#### Activity
In the data below, find every line with the word "JSON" and copy it.

Stored data entries

---

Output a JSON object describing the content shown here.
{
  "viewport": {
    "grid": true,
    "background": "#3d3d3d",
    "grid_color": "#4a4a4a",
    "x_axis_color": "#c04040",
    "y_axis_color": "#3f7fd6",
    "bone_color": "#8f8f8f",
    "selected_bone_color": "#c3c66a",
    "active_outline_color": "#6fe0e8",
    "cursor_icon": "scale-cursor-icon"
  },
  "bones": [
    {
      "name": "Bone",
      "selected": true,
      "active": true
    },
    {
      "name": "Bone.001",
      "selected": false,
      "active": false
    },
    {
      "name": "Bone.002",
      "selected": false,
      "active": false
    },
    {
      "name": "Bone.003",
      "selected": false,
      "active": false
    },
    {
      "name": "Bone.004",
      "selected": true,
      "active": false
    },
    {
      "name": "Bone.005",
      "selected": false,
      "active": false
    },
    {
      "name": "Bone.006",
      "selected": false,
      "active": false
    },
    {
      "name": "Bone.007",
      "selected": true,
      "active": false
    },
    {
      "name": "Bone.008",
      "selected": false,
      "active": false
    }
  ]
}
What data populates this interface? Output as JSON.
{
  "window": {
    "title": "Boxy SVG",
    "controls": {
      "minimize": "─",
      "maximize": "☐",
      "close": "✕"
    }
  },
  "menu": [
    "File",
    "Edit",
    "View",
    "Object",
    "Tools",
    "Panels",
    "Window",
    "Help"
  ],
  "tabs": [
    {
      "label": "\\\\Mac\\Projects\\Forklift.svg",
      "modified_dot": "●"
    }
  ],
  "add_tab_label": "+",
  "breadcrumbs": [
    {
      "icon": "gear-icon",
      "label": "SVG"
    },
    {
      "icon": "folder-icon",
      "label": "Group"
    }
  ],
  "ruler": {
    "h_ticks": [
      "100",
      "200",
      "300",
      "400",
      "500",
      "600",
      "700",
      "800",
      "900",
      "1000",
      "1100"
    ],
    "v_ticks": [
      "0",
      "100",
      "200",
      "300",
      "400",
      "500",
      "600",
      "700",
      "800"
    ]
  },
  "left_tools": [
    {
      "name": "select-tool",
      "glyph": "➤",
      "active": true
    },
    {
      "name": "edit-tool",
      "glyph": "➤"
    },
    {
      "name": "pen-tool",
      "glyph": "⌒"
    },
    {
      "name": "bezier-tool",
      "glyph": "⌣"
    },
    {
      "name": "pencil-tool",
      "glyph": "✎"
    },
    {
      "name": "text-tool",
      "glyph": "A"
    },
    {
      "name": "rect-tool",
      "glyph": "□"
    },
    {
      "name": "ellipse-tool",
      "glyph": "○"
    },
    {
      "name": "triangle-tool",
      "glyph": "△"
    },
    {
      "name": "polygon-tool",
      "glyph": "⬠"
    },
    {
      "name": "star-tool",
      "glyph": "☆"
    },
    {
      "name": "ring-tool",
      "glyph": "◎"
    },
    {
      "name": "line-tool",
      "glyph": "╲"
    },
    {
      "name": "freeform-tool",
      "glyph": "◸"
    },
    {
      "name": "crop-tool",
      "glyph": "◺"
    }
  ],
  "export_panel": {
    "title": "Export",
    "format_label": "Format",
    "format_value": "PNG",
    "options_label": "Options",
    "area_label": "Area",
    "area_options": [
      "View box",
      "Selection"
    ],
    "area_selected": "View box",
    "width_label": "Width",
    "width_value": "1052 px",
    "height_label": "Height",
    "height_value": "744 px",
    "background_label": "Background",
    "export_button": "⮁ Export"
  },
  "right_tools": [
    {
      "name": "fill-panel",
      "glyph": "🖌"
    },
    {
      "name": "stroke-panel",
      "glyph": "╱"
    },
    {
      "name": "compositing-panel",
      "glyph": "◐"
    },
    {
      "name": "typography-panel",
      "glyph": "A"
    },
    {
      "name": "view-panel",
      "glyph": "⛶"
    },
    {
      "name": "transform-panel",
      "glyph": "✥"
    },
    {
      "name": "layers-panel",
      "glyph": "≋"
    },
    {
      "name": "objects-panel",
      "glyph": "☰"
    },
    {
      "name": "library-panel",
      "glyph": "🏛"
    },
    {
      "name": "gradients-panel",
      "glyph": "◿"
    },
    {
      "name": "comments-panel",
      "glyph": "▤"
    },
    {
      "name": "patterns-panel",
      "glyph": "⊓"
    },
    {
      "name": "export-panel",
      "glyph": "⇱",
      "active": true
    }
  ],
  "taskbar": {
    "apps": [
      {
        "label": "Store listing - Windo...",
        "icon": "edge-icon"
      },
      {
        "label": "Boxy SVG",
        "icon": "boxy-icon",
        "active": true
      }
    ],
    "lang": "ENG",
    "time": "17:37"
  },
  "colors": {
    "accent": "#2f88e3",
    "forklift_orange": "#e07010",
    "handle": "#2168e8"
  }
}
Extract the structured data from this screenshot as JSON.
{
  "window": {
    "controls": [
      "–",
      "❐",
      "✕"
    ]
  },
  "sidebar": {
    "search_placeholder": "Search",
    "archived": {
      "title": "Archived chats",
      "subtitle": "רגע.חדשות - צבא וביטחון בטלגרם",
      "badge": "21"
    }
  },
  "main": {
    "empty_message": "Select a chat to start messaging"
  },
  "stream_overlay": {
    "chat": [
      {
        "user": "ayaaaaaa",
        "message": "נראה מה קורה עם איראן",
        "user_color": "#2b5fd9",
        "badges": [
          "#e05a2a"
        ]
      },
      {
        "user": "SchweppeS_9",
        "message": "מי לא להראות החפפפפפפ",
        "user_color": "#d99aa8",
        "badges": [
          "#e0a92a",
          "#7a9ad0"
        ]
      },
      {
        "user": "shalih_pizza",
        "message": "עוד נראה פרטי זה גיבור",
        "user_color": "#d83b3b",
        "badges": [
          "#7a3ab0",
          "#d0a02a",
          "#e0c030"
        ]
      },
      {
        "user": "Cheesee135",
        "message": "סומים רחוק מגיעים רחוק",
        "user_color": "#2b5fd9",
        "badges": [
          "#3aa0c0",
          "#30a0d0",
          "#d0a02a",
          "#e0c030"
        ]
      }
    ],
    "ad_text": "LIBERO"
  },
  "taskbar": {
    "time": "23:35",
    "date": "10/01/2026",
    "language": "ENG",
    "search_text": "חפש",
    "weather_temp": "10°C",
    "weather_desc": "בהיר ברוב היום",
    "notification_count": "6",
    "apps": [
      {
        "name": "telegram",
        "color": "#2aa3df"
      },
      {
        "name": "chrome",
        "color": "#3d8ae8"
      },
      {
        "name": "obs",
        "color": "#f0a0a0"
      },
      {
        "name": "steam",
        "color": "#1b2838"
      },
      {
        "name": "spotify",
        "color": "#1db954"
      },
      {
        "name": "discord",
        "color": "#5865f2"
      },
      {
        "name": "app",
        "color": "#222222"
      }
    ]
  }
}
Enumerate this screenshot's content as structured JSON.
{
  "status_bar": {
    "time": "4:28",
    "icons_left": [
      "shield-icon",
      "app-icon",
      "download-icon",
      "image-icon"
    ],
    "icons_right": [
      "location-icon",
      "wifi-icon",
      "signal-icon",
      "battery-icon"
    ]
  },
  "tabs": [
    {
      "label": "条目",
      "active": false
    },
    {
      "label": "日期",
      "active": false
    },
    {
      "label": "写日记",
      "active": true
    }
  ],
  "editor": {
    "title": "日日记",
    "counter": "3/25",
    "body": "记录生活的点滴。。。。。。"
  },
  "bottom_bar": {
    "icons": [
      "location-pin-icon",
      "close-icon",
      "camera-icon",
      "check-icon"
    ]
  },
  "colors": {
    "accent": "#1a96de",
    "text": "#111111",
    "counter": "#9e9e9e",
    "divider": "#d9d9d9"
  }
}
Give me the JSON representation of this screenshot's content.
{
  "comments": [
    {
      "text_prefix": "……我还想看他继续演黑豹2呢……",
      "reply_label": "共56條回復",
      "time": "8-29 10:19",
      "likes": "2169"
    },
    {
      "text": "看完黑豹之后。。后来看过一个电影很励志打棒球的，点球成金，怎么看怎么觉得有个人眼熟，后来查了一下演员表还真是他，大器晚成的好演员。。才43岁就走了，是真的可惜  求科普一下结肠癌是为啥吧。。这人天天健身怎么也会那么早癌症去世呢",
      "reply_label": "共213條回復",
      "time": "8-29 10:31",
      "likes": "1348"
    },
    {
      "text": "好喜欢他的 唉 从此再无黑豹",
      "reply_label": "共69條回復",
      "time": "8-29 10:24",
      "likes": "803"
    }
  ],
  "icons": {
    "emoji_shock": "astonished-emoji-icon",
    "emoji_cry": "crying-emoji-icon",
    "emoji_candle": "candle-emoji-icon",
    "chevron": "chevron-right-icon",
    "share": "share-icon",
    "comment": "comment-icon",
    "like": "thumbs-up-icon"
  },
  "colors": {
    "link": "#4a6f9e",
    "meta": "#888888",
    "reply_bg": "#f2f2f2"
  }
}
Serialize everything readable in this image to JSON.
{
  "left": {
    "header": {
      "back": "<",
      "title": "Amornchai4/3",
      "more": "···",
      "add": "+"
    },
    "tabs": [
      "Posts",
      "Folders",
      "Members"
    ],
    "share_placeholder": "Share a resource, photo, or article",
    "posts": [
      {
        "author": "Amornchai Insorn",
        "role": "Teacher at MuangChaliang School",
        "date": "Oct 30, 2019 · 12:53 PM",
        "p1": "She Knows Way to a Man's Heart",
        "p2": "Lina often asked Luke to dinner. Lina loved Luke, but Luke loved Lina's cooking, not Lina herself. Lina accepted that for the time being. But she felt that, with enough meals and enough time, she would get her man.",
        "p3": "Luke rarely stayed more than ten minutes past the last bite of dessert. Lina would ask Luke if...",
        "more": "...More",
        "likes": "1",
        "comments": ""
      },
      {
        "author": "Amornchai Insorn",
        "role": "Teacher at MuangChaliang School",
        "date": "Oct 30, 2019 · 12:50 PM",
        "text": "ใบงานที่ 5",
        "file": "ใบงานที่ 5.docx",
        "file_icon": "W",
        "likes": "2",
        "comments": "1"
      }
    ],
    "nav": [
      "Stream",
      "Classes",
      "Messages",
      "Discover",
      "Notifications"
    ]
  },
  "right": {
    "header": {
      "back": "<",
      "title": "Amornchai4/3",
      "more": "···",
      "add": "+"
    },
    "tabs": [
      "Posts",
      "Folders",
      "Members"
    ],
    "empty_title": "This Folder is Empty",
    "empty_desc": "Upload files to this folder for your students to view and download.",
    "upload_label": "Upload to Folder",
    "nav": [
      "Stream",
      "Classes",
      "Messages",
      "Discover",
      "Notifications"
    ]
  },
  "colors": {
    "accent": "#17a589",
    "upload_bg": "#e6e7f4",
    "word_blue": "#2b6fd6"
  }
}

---

#### Result for this exercise
Output a JSON object describing the content shown here.
What data populates this interface? Output as JSON.
Extract the structured data from this screenshot as JSON.
Enumerate this screenshot's content as structured JSON.
Give me the JSON representation of this screenshot's content.
Serialize everything readable in this image to JSON.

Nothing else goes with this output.